◆ About this task
Go over the entries and report the lines where the word "airports" occurs.

_ _ _ _ _

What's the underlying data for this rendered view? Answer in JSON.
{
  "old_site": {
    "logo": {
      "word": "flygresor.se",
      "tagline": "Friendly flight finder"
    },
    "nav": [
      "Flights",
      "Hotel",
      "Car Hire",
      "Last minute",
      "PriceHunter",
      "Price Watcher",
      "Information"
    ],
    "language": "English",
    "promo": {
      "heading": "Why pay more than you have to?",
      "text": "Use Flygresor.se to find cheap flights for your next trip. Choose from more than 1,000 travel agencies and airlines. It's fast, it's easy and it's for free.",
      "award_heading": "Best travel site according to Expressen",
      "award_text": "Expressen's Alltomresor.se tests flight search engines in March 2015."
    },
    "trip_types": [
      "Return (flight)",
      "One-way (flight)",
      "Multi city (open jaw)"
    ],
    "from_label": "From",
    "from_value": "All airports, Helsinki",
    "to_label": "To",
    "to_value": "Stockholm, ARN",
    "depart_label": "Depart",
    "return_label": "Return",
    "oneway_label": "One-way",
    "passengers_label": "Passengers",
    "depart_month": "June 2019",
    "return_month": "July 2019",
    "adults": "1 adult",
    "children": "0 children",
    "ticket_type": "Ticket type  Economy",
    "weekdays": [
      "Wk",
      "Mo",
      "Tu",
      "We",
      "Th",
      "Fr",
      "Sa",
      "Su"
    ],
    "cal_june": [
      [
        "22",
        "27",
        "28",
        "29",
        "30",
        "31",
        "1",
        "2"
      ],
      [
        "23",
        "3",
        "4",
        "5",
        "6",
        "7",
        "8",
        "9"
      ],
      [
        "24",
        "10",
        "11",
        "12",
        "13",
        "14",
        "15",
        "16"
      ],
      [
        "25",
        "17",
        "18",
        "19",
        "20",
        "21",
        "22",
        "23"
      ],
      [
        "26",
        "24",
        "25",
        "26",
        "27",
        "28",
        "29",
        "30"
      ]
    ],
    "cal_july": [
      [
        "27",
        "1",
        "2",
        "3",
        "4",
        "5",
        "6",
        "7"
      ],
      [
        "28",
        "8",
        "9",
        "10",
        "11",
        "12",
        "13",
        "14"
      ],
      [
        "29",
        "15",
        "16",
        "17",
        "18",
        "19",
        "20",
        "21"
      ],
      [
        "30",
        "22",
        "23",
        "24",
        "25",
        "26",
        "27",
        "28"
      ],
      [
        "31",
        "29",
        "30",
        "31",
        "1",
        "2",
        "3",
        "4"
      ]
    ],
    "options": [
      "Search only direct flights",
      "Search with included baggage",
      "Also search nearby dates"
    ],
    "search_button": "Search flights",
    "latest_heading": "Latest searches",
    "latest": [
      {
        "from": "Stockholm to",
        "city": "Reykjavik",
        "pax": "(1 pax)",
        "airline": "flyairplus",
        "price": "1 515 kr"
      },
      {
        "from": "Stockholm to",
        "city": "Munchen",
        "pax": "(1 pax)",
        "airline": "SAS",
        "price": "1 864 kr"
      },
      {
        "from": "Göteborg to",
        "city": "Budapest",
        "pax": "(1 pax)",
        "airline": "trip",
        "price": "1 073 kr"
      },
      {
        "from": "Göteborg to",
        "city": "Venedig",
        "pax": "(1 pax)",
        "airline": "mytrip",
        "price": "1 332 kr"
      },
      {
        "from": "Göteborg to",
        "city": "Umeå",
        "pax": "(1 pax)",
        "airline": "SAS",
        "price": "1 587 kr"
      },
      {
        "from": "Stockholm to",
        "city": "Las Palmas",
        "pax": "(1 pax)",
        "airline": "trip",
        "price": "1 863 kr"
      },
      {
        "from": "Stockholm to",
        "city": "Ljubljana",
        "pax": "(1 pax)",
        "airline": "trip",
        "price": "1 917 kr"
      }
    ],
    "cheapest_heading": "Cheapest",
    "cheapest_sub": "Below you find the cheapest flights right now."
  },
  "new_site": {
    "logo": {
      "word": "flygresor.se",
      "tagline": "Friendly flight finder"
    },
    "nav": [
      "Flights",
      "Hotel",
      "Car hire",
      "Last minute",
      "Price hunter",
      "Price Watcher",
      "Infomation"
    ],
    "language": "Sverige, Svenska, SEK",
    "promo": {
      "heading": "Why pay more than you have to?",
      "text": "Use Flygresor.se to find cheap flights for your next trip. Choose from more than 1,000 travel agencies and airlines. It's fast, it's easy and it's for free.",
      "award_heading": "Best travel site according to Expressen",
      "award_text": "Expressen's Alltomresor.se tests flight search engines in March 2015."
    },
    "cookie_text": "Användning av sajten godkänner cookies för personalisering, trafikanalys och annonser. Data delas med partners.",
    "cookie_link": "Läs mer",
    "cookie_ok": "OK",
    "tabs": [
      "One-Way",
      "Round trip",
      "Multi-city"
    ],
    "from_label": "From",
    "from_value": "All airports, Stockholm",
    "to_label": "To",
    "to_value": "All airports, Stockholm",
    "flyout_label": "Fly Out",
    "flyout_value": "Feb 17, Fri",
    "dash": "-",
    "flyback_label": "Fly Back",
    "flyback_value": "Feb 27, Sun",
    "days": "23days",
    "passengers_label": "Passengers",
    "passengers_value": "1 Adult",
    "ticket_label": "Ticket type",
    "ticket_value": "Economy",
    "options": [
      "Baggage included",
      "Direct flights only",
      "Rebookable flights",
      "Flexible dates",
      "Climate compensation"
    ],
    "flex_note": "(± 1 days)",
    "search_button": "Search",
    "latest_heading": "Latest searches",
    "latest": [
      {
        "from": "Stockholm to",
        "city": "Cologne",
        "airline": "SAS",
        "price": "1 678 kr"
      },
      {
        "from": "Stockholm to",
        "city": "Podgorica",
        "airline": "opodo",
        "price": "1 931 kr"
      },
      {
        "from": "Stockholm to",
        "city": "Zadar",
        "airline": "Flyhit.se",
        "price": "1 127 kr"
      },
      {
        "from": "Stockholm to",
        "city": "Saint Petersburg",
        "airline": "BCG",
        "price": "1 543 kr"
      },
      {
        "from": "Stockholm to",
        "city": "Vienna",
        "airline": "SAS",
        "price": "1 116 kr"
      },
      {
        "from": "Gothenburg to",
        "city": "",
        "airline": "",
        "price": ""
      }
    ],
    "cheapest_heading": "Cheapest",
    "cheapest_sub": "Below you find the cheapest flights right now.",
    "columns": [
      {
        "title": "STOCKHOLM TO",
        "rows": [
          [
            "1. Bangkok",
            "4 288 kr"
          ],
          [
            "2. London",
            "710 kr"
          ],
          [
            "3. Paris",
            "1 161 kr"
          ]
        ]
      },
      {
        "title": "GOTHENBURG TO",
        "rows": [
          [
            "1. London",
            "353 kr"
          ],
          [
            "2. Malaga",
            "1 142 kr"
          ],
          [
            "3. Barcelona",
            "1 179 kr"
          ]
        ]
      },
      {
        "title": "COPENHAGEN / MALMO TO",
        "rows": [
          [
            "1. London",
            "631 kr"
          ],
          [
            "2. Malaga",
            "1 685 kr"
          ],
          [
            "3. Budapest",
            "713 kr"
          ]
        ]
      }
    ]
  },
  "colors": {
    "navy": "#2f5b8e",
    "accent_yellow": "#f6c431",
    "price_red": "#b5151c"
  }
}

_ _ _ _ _

◆ Expected answer
    "from_value": "All airports, Helsinki",
    "from_value": "All airports, Stockholm",
    "to_value": "All airports, Stockholm",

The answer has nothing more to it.